### Exercise details
Give the data again in full, with every character unchanged.
Content starts
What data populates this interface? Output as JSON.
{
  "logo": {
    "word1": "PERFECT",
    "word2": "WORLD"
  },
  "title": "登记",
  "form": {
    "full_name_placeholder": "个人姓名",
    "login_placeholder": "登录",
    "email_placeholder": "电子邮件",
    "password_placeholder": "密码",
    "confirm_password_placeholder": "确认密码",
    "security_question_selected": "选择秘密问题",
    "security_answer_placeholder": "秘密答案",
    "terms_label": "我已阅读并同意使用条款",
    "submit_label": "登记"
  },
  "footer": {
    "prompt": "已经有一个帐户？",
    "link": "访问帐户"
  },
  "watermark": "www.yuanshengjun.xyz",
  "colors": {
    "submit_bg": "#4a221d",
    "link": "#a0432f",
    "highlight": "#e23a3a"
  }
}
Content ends
### Problem solution
What data populates this interface? Output as JSON.
{
  "logo": {
    "word1": "PERFECT",
    "word2": "WORLD"
  },
  "title": "登记",
  "form": {
    "full_name_placeholder": "个人姓名",
    "login_placeholder": "登录",
    "email_placeholder": "电子邮件",
    "password_placeholder": "密码",
    "confirm_password_placeholder": "确认密码",
    "security_question_selected": "选择秘密问题",
    "security_answer_placeholder": "秘密答案",
    "terms_label": "我已阅读并同意使用条款",
    "submit_label": "登记"
  },
  "footer": {
    "prompt": "已经有一个帐户？",
    "link": "访问帐户"
  },
  "watermark": "www.yuanshengjun.xyz",
  "colors": {
    "submit_bg": "#4a221d",
    "link": "#a0432f",
    "highlight": "#e23a3a"
  }
}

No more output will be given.